Their plights are heart-rending, at times sweetly childlike, but intensely human. Jack is mainstreaming them to enter society, independently taking menial jobs, and performing everyday living, housekeeping tasks, such as going grocery shopping, taking public transportation, and, for recreation, attending weekly dances with other mentally impaired adults.
The men appear abandoned by their families, mirroring the many who actually are. Relatives don’t visit or check on their well-being, so when Barry’s father writes to say he plans to see Barry after a nine-year hiatus, Barry is apprehensive, yet excited. Unfortunately, the results are disastrous.
Thanks to Jared Culverhouse’s powerful, yet sensitive direction, the cast is uncannily realistic, portraying their characters with precise insight and observation. Last Friday night, several in the audience from WinARC smiled and nodded approvingly throughout the production and delivered an enthusiastic standing ovation. For those unaware, WinARC (Winthrop Advocacy, Resources and Community) is a Winthrop grassroots organization of parents and young adults with disabilities, that has formed partnerships with businesses, organizations and families, and developed new programs to fulfill their needs.
Gregory Cushing Jr. as Jack portrays the besieged social worker with tenderness and patience, while Eric Gaynor as Arnold Wiggins is amazingly obsessive compulsive, yet a vulnerable target to “normal” people’s exploitation and ridicule. Michael T. Lacey as Barry Klemper is also moving, as he discusses his “plans” with his elderly, hard-of-hearing neighbor, Mrs. Fremus. Katie Moore effectively undergoes fast changes in her triple roles as Fremus, neighbor Mrs. Warren, and mentally disabled Clara.
Griffin also explores love, in its simplest form, between Norman Bulansky, who is slow, but works in a doughnut shop and wears a keychain laden with jingling keys, which catches the fancy of Sheila, who is also disabled. She likes Norman and dancing with him. Brion Dion and Rachel Belliveau are charming, capturing this couple’s childlike emotions.

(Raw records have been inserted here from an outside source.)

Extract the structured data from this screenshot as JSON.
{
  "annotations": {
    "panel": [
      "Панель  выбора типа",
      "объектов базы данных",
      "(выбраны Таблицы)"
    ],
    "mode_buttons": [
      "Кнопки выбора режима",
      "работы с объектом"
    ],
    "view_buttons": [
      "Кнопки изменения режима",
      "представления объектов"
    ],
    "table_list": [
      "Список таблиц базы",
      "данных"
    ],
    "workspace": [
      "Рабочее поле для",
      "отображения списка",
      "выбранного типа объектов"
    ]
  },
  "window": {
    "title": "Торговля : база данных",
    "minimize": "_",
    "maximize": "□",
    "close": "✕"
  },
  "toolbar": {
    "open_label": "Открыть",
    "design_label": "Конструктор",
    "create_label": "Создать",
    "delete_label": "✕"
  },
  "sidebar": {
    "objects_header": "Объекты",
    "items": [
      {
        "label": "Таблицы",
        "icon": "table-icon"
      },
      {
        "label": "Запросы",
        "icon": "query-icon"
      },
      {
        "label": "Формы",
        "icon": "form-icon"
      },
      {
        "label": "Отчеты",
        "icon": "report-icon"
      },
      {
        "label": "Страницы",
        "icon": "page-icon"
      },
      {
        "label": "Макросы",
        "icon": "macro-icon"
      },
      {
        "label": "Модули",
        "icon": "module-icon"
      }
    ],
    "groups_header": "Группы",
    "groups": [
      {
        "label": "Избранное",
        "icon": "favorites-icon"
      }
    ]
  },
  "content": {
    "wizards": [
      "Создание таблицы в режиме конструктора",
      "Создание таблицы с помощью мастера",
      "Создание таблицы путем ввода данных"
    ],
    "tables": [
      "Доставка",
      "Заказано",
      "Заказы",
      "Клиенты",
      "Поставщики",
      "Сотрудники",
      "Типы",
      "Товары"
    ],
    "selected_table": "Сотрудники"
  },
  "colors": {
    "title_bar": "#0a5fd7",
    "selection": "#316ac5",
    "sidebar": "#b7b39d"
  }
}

But Anthony Mullin captivates as mentally handicapped Lucien Percival Smith, a ward of the state who’s threatened to have his Social Security disability benefits taken from him, and must appear before a state committee for evaluation. Mullin, who’s originally from London, not only altered his accent, but his entire speech pattern and body language to portray Lucien, which he does with thoughtful grace. Lou Fuoco as Barry’s abusive father and Dave Pizzelli portraying Mr. Hedges, Mr. Corbin and Senator Clark nicely round out this cast, all aided by Christopher Bell’s lighting and sound design, and Nick Raponi’s fine set.
The Winthrop Playmakers’ production of “The Boys Next Door” is a thought-provoking presentation that should be seen by multigenerational audiences. Mental illness and disability have a profound effect on us nationally, and many of us, personally. Griffin’s message captures this spectrum of society’s humanity, their gentleness, and right to work and live among the rest of us.
BOX INFO: Two-act, two-hour play, written by Tom Griffin, presented in the Winthrop Playmakers’ cabaret-style theater at the Winthrop Playhouse, 60 Hermon St., Winthrop, Feb. 17, and 18, at 8 p.m. and matinee on Feb. 17 at 3 p.m. For tickets, please visit www.winthropplaymakers.com.